Conclusions and recommendations

The existing poverty reduction programmes have a low effectiveness because they target the population as a whole and do not focus on the specific population group of those living below the national poverty line. At the same time, the gender specificity of the poor population has not been taken into account.

In each of the groups of potential beneficiaries, the needs targeted and actions implemented should be differentiated by gender. This would considerably increase the effectiveness of public expenditures on poverty reduction in both economic and social terms.

The civil servants involved in the budget process have to be informed about the principles of gender budgeting. For this, they need to receive special training. The Kazakhstani network of NGOs, in cooperation with international experts, is prepared to organize the necessary training.


Budget issues

Gender Budget initiatives in CEE/CIS Region

Network of East-West Women

Thirteen years after gaining independence, Kazakhstan has transformed itself from an agriculture-based republic of the Soviet Union to one of the fastest-growing economies in the region. Recent years have also witnessed improvements in budget processes and in civil society participation in the budget. However, much room remains for further improvement. 

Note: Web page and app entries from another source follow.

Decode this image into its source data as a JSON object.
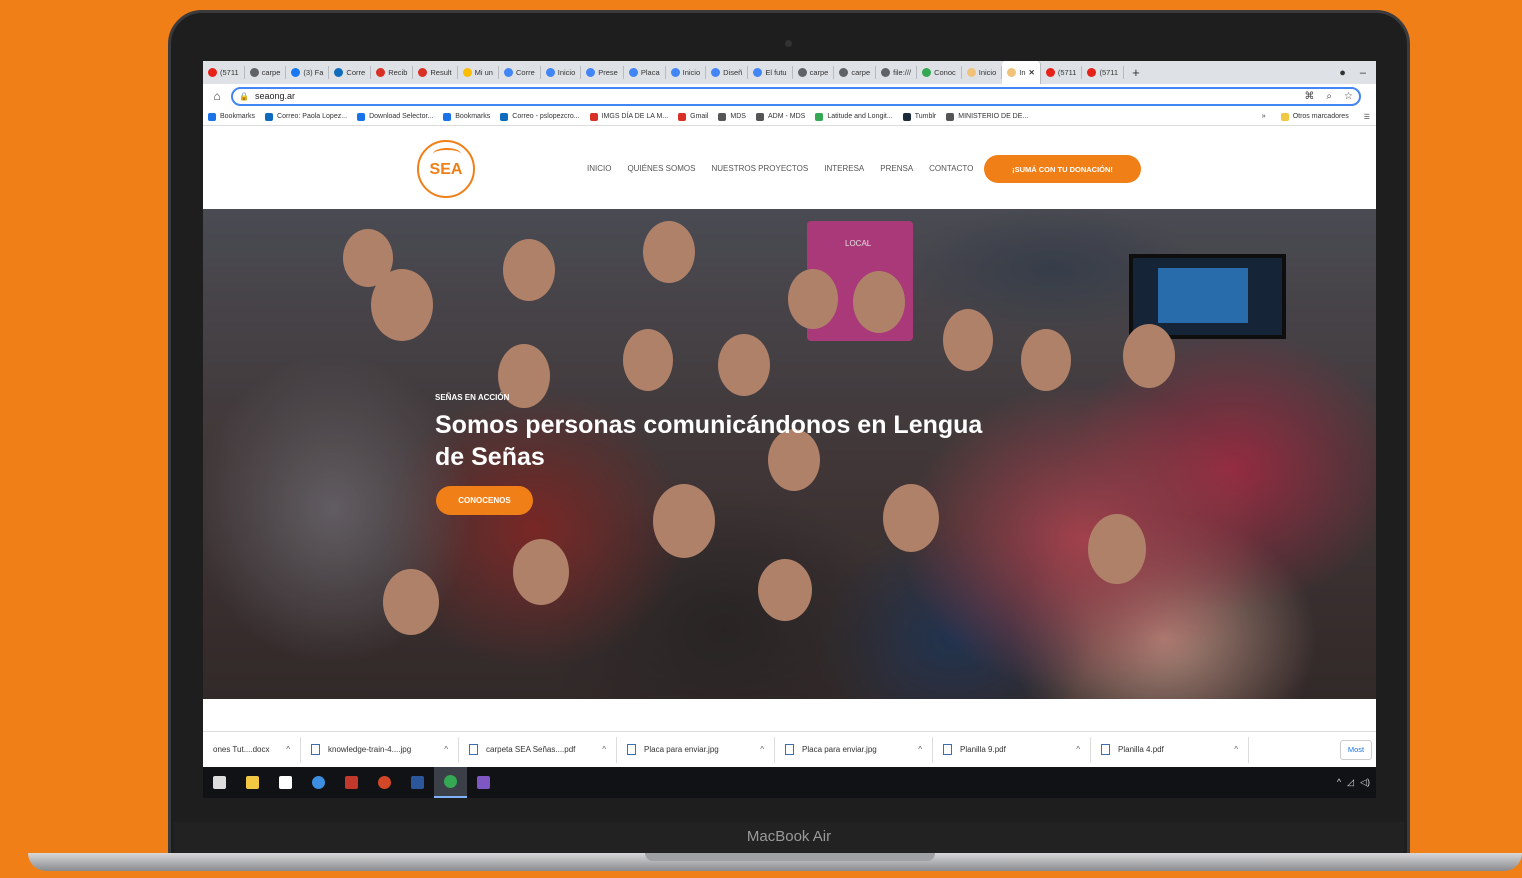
{
  "device": {
    "brand": "MacBook Air"
  },
  "browser": {
    "tabs": [
      {
        "label": "(5711",
        "color": "#e62117"
      },
      {
        "label": "carpe",
        "color": "#5f6368"
      },
      {
        "label": "(3) Fa",
        "color": "#1877f2"
      },
      {
        "label": "Corre",
        "color": "#0f6cbd"
      },
      {
        "label": "Recib",
        "color": "#d93025"
      },
      {
        "label": "Result",
        "color": "#d93025"
      },
      {
        "label": "Mi un",
        "color": "#fbbc04"
      },
      {
        "label": "Corre",
        "color": "#4285f4"
      },
      {
        "label": "Inicio",
        "color": "#4285f4"
      },
      {
        "label": "Prese",
        "color": "#4285f4"
      },
      {
        "label": "Placa",
        "color": "#4285f4"
      },
      {
        "label": "Inicio",
        "color": "#4285f4"
      },
      {
        "label": "Diseñ",
        "color": "#4285f4"
      },
      {
        "label": "El futu",
        "color": "#4285f4"
      },
      {
        "label": "carpe",
        "color": "#5f6368"
      },
      {
        "label": "carpe",
        "color": "#5f6368"
      },
      {
        "label": "file:///",
        "color": "#5f6368"
      },
      {
        "label": "Conoc",
        "color": "#34a853"
      },
      {
        "label": "Inicio",
        "color": "#f0c27a"
      },
      {
        "label": "In",
        "color": "#f0c27a",
        "active": true
      },
      {
        "label": "(5711",
        "color": "#e62117"
      },
      {
        "label": "(5711",
        "color": "#e62117"
      }
    ],
    "new_tab": "+",
    "address": "seaong.ar",
    "bookmarks": [
      {
        "label": "Bookmarks",
        "color": "#1a73e8"
      },
      {
        "label": "Correo: Paola Lopez...",
        "color": "#0f6cbd"
      },
      {
        "label": "Download Selector...",
        "color": "#1a73e8"
      },
      {
        "label": "Bookmarks",
        "color": "#1a73e8"
      },
      {
        "label": "Correo - pslopezcro...",
        "color": "#0f6cbd"
      },
      {
        "label": "IMGS DÍA DE LA M...",
        "color": "#d93025"
      },
      {
        "label": "Gmail",
        "color": "#d93025"
      },
      {
        "label": "MDS",
        "color": "#555555"
      },
      {
        "label": "ADM - MDS",
        "color": "#555555"
      },
      {
        "label": "Latitude and Longit...",
        "color": "#34a853"
      },
      {
        "label": "Tumblr",
        "color": "#1c2b3a"
      },
      {
        "label": "MINISTERIO DE DE...",
        "color": "#555555"
      }
    ],
    "bookmarks_more": "»",
    "other_bookmarks": "Otros marcadores"
  },
  "site": {
    "logo_text": "SEA",
    "nav": [
      "INICIO",
      "QUIÉNES SOMOS",
      "NUESTROS PROYECTOS",
      "INTERESA",
      "PRENSA",
      "CONTACTO"
    ],
    "donate": "¡SUMÁ CON TU DONACIÓN!",
    "hero": {
      "eyebrow": "SEÑAS EN ACCIÓN",
      "headline": "Somos personas comunicándonos en Lengua de Señas",
      "cta": "CONOCENOS",
      "sign_text": "LOCAL"
    },
    "accent_color": "#f07f17"
  },
  "downloads": {
    "items": [
      "ones Tut....docx",
      "knowledge-train-4....jpg",
      "carpeta SEA Señas....pdf",
      "Placa para enviar.jpg",
      "Placa para enviar.jpg",
      "Planilla 9.pdf",
      "Planilla 4.pdf"
    ],
    "more": "Most"
  },
  "taskbar": {
    "apps": [
      {
        "name": "task-view",
        "color": "#dddddd"
      },
      {
        "name": "file-explorer",
        "color": "#f2c744"
      },
      {
        "name": "store",
        "color": "#ffffff"
      },
      {
        "name": "edge",
        "color": "#3d8ee0"
      },
      {
        "name": "shield",
        "color": "#c0392b"
      },
      {
        "name": "powerpoint",
        "color": "#d24726"
      },
      {
        "name": "word",
        "color": "#2b579a"
      },
      {
        "name": "chrome",
        "color": "#34a853"
      },
      {
        "name": "app",
        "color": "#7e57c2"
      }
    ]
  }
}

In April 2004, Kazakhstan Revenue Watch of the Soros Foundation-Kazakhstan held an international roundtable conference at which civil society groups discussed the need to strengthen Parliament’s role in the budget process. Problems cited by members of Parliament at the forum included their lack of budget knowledge to analyze the President’s draft budget, their inability to hire external experts to help them do this job, and the limited time they have to review the draft budget, negotiate amendments with the Government, and approve the budget. However at the moment there is a green light for gender budget initiatives.

Kazakh legislation clearly states what budget information should be made public and provides penalties for violating the people’s right to information. In 2005 a civil society organization, the Tax Standards Formation, compiled a list of these legal requirements in the report “Analysis of Expenditures on Healthcare, Education and Social Protection in the Budget of Almaty City”.1 However, this legislation often does not work in practice. Public officials sometimes hide cases of misappropriation and embezzlement or resist cooperating with civil society.

Also, only a limited number of Kazakh NGOs are involved in the budget process given the lack of knowledge about the budget, inexperience in dealing with the appropriate officials and difficulties in obtaining professional legal assistance when authorities refuse to provide the required information.

1 Available from: .




Administrative division or region.


Eastern-Kazakhstan Oblast Program on Poverty Reduction (2003-2005).